    3 years ago

    Wintergoat, I just realized that this is from two years ago, but I'll respond anyway.

    The first thing you should mention is make sure the power is off before you start working. This is a good general rule and should apply to any electrical job (even if you're a pro). In your photo you show needle nose pliers. Using linesman's pliers is easier. There's more surface area. You won't have to stick the wires as far down on them as you would the needle nose pliers.

    The purple wire nuts are UL listed and approved. Is any method perfect (maybe other than exothermic welds)? Probably not. Thanks and good luck.


    Reply 3 years ago

    I'll add that, just to be safe! As for the pliers, you're right - I now own a proper pair of linesman's and use them for my electrical work.


    5 years ago

    Have you verified this meets NEC code? I don't believe the use of a wire nut when splicing Al to Cu meets code. Al has a different thermal coefficient and will expand and contract at a greater rate than Cu which can lead to problems.


    Reply 5 years ago on Introduction

    I'm in the US, an electrician friend of mine told me to specifically get the purple wire nut caps. I started looking into this because my a wall socket in my neighbor's house caught fire due to the aluminum wiring. Luckily their house did not burn down.

    My house was built in the same year so I'm a bit worried.

    Good information about adding the extra antioxidant compound.


    Reply 5 years ago on Introduction

    Alright, after just a little bit of research, as far as I can tell, Ideal's purple wire nuts that I've used here are in fact listed in the NEC for use for connections like this. I am, however, not a licensed electrician, and I would always check with a licensed electrician, and get all work inspected.


    Reply 5 years ago on Introduction

    I, personally, am in Canada, and I know it meets code here as long as you use the proper wire nuts

    I am not 100% sure about the USA, anyone there might want to look that up.


    5 years ago on Introduction

    Don't know if you got your image from this page or not, but if you did, perhaps you should re-read it.

    Another page to read:

    Unfortunately there's not a whole lot in the code book on AL wiring, and I'm not about to start thumbing through that at 4am. The only time we've ever used AL wiring is for feeders. With it being so big, the only place we've terminated AL wiring is under a panel lug, or a polaris tap

    When in doubt, head over to Mike Holt's forum (which I'm also not about to do at 4am and my eyes are going in and out... lol)


    Reply 5 years ago on Introduction

    I did not, I've had this set of images laying around for at least a year.

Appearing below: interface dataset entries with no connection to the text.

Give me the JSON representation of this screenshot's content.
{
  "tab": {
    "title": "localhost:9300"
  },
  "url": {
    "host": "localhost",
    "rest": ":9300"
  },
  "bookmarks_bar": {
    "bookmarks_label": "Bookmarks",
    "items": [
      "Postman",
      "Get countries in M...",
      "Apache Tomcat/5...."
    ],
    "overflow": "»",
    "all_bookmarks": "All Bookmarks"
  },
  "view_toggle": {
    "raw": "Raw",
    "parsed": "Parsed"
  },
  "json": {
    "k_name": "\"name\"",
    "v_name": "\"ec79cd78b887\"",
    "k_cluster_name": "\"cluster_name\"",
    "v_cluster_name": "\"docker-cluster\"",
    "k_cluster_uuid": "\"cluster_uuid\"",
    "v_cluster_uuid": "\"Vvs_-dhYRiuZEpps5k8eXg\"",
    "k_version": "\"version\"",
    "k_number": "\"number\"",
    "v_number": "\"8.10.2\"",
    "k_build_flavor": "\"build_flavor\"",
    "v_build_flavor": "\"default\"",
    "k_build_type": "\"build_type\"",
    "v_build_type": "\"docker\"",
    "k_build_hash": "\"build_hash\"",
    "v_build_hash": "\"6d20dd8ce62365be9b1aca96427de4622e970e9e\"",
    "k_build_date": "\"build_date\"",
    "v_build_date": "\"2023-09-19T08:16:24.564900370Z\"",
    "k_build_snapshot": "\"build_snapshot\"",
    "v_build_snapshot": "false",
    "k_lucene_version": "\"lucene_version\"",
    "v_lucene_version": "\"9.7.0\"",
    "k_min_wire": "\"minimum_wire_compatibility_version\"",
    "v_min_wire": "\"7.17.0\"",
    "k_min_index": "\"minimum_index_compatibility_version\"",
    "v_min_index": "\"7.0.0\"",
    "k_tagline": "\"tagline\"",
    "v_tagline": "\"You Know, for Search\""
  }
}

    I don't really see what I need to read on that page. Oxidation is taken care of by sanding the wires and applying compound, and loosening of the connection is taken care of by properly twisting the wires. Personally, I've had at least 20 splices made in this manner working fine for >5 years.


    Reply 5 years ago on Introduction

    Even better: